### WHAT THE TASK ASKS
Look through the material below. Copy each line that contains the string "title".

### EXERCISE DATA
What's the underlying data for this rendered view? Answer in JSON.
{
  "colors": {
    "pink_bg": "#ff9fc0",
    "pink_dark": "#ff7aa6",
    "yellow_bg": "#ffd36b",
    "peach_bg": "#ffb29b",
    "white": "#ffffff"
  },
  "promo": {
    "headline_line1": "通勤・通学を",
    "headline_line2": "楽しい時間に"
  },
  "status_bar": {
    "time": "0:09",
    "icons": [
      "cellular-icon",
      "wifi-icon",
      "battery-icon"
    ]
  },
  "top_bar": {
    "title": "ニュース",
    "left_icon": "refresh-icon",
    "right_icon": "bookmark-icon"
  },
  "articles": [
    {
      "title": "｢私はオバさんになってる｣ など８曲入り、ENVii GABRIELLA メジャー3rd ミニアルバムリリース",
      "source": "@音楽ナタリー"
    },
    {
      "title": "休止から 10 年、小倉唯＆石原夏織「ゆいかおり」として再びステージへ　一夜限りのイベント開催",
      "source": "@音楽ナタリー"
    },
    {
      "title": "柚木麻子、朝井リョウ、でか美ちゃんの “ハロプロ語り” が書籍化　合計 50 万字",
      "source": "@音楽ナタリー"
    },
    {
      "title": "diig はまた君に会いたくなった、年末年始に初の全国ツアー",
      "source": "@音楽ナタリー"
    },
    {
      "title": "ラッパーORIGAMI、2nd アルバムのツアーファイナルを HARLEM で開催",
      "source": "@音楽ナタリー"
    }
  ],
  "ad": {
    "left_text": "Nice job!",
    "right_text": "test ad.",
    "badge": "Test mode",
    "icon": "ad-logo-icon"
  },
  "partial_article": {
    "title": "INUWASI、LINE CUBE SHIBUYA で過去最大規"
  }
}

### RESPONSE AREA
    "title": "ニュース",
      "title": "｢私はオバさんになってる｣ など８曲入り、ENVii GABRIELLA メジャー3rd ミニアルバムリリース",
      "title": "休止から 10 年、小倉唯＆石原夏織「ゆいかおり」として再びステージへ　一夜限りのイベント開催",
      "title": "柚木麻子、朝井リョウ、でか美ちゃんの “ハロプロ語り” が書籍化　合計 50 万字",
      "title": "diig はまた君に会いたくなった、年末年始に初の全国ツアー",
      "title": "ラッパーORIGAMI、2nd アルバムのツアーファイナルを HARLEM で開催",
    "title": "INUWASI、LINE CUBE SHIBUYA で過去最大規"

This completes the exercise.